The best way that I can describe my college experience is to say that I didn't let college interfere with my education. I applied myself to those subjects that I was interested in and generally blew off those subjects and professors that I didn't care for. As with my first year of high school I could cast blame on others, but the truth is that my poor academic performance is no ones fault but my own. In fact, as I approached graduation (yes, they actually let me graduate) I made the decision not to attend graduate school because I knew that I was not ready for that experience on any level.

In fact, it took me sixteen years to finally begin graduate school. So much changed in me over that period of time. I married and my wife and I had six children. We were pregnant with children number seven the day we moved onto campus, and child number eight came along during the midway point of our time in graduate school. I worked three jobs to provide for my family during those years. If you would allow me to be proud for a moment. I graduated with the highest grade point of my entire academic career, with only a handful of grades that were less than an "A."

And I can take virtually none of the credit for it.

You may be wondering why I am bothering to bore you with this information....What does this have to do with you or the price of tea in China?

Very simply, this: While my academic career was built upon foundations laid from grade school on, the success or failure of those endeavors had a limited impact on my success or failure at the next level. You would not have guessed during my sophomore year in high school that I would have gone on to college, much less graduate school. And you certainly would never have guessed during my college years that I would ever even attempt to go to graduate school, much less be successful. My academic past was not truly indicative of my academic future. A fact for which I am extremely grateful.

Too many of us are bound by the past. We can give you an up to the minute rundown of every mistake we've ever made, every failure, every person we've ever offended or let down. We don't believe that we deserve anything good that might come our way.

But that's not true.

God loves us with an all consuming, never ending, passionate love that desires to pour out every blessing on us that He can. Lamentations 3:22-23 tells us that He makes His mercies new everyday. You see, God blesses us not because we deserve it, but because He wants to.

Think on that for a minute....God wants to bless you.

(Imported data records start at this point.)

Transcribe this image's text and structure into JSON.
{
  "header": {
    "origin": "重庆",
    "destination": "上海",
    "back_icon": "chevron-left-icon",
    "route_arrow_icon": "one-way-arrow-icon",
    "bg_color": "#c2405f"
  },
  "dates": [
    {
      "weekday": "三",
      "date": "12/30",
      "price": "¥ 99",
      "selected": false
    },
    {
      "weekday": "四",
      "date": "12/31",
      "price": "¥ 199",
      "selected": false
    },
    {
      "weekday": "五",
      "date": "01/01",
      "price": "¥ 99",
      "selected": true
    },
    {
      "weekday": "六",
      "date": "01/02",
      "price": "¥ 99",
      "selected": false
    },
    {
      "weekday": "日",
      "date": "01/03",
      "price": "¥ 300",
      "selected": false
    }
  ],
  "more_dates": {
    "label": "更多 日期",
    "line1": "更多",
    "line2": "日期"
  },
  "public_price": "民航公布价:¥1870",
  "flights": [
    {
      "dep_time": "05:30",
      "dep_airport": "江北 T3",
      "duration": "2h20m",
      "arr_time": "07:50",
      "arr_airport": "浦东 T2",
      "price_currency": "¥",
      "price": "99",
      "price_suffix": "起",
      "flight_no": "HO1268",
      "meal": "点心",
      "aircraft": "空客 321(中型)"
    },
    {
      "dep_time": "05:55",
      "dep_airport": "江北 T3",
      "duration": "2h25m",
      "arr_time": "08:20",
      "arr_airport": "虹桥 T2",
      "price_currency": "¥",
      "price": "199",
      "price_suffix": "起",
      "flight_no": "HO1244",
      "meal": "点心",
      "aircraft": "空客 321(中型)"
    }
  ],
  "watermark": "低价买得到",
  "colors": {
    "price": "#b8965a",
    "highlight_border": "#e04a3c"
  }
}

Every day God gives to us new mercies, not recycled, not slightly used, not lovingly worn mercies. He makes His mercies brand new! When He gives them to us they are brand new...never used...never before seen. They are the newest, freshest expressions of His love for us. My worth is not found in my academic success but in the value that God gives to me. He values me enough that He sent His Son to die for me and to give me a brand new set of mercies every day.

High School was a new start for me, so was college...and to be honest, I didn't do as well as I could have. It wasn't until graduate school that I began to grow into the man that I am still becoming. I am grateful for those new starts and what they taught me along the way.

God gives us a new start through His Son and then gives us new mercies every day. Not because we've earned them or deserve them, but because of who He is.

I hope that you'll remember that frequently during 2015.

God bless you.